In a sit-down interview with the Chamber, Bevin sought to present a more nuanced position on public-private partnerships than what he outlined during the Republican primary.
On the topic, Bevin was asked at a June 12 Kentuckians for Better Transportation forum whether he supports the idea of public-private partnerships, an issue strongly supported by the Kentucky Chamber. At the time, Bevin stated: “I’m not a fan of P3s.” He continued by adding that Kentucky must prioritize roads and that if the state cannot pay for projects as they go, the project should be re-evaluated—similar to his remarks in the Kentucky Chamber’s primary voter guide.
In the recent sit-down interview, Bevin said his remarks have been miscommunicated and that he is “not opposed to P3s across the board” but again noted some big infrastructure projects as an area he is not in favor of using public-private partnerships.

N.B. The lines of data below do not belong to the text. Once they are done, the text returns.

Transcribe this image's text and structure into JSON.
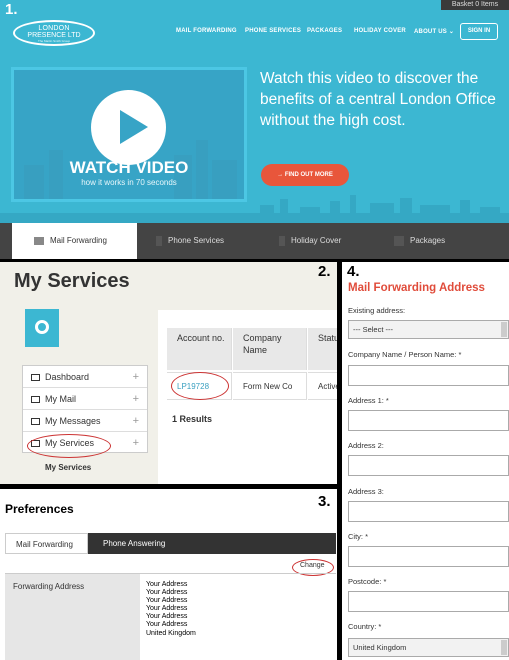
{
  "panel1": {
    "number": "1.",
    "basket": "Basket 0 Items",
    "logo": {
      "line1": "LONDON",
      "line2": "PRESENCE LTD",
      "line3": "The Martin Smith Group"
    },
    "nav": [
      "MAIL FORWARDING",
      "PHONE SERVICES",
      "PACKAGES",
      "HOLIDAY COVER",
      "ABOUT US"
    ],
    "signin": "SIGN IN",
    "video": {
      "title": "WATCH VIDEO",
      "subtitle": "how it works in 70 seconds"
    },
    "headline": "Watch this video to discover the benefits of a central London Office without the high cost.",
    "cta": "→  FIND OUT MORE",
    "tabs": [
      "Mail Forwarding",
      "Phone Services",
      "Holiday Cover",
      "Packages"
    ],
    "colors": {
      "hero": "#3cb7d2",
      "cta": "#e8563b",
      "tabbar": "#444444"
    }
  },
  "panel2": {
    "number": "2.",
    "title": "My Services",
    "sidebar": [
      "Dashboard",
      "My Mail",
      "My Messages",
      "My Services"
    ],
    "sidebar_footer": "My Services",
    "table": {
      "headers": [
        "Account no.",
        "Company Name",
        "Status"
      ],
      "rows": [
        [
          "LP19728",
          "Form New Co",
          "Active"
        ]
      ]
    },
    "results": "1 Results"
  },
  "panel3": {
    "number": "3.",
    "title": "Preferences",
    "tabs": [
      "Mail Forwarding",
      "Phone Answering"
    ],
    "change": "Change",
    "forwarding_label": "Forwarding Address",
    "address_lines": [
      "Your Address",
      "Your Address",
      "Your Address",
      "Your Address",
      "Your Address",
      "Your Address",
      "United Kingdom"
    ]
  },
  "panel4": {
    "number": "4.",
    "title": "Mail Forwarding Address",
    "existing_label": "Existing address:",
    "existing_value": "--- Select ---",
    "company_label": "Company Name / Person Name: *",
    "address1_label": "Address 1: *",
    "address2_label": "Address 2:",
    "address3_label": "Address 3:",
    "city_label": "City: *",
    "postcode_label": "Postcode: *",
    "country_label": "Country: *",
    "country_value": "United Kingdom"
  }
}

“As it relates to P3, be thoughtful and smart about whether the taxpayer is going to get a good return. And if private investors want to invest in public student housing, for example, by all means. That is frankly a brilliant solution because there, you are going to get things built in a timely manner and the RIO (return on investment) on that is almost obvious from the moment you start breaking ground,” Bevin said (at 2:00 in the video below). “That is where it should be used, not on critical infrastructure projects that involve interstate commerce.”
Bevin was mainly referring to the Brent Spence Bridge project in northern Kentucky, which seeks to build a partner bridge to the “functionally obsolete” Brent Spence bridge that carries I-75 and I-71 traffic across the Ohio River. In the case of that project, Bevin said he would not support such a partnership because it would all but assure using tolls to pay for it
(more of Bevin’s remarks on this beginning at :45 in the video).
Public-private partnership legislation has failed in previous General Assembly sessions after legislators added amendments to the bill to specifically prohibit tolls on the proposed northern Kentucky bridge. During the 2014 session, that led the governor to veto the bill.
As for how the Brent Spence Bridge project can be funded, there has been a bipartisan call for more federal funding to build the bridge while others say the project can’t be completed without the use of tolls.
When asked about how the state can pay for the multi-billion proposed bridge, Bevin said Ohio and Kentucky must look elsewhere to solve this issue.
“If we in Kentucky and in Ohio, who are on each side of this problem and this opportunity as you might see it, if we each step up in a specific and committed way and let’s say it’s a $3 billion dollar project…if we say we are in for a billion and Ohio is in for a billion, I truly believe we could get the federal government to step up for a billion because there is good precedent for in good faith states coming forward and the federal government coming along side,” Bevin said (at 3:00).
Bevin also added that he believes it is critical to the nation that the issue be addressed but said it is “not a given” that a new bridge is actually needed.
“All we may be doing is pushing the bottleneck by widening it a bit seven miles south. So there are other thoughtful ideas that are being put in place including alternative routes that frankly are much more forward thinking. And I think we would be wise to study them very carefully before we spend any money anywhere,” Bevin said.
To hear more about Bevin’s views on P3 and his plan for the Brent Spence Bridge project including where the billion dollars he mentions would come from, watch the full interview in the video above.
And keep checking Bottom Line for more of the sit-down interview with Bevin and other news.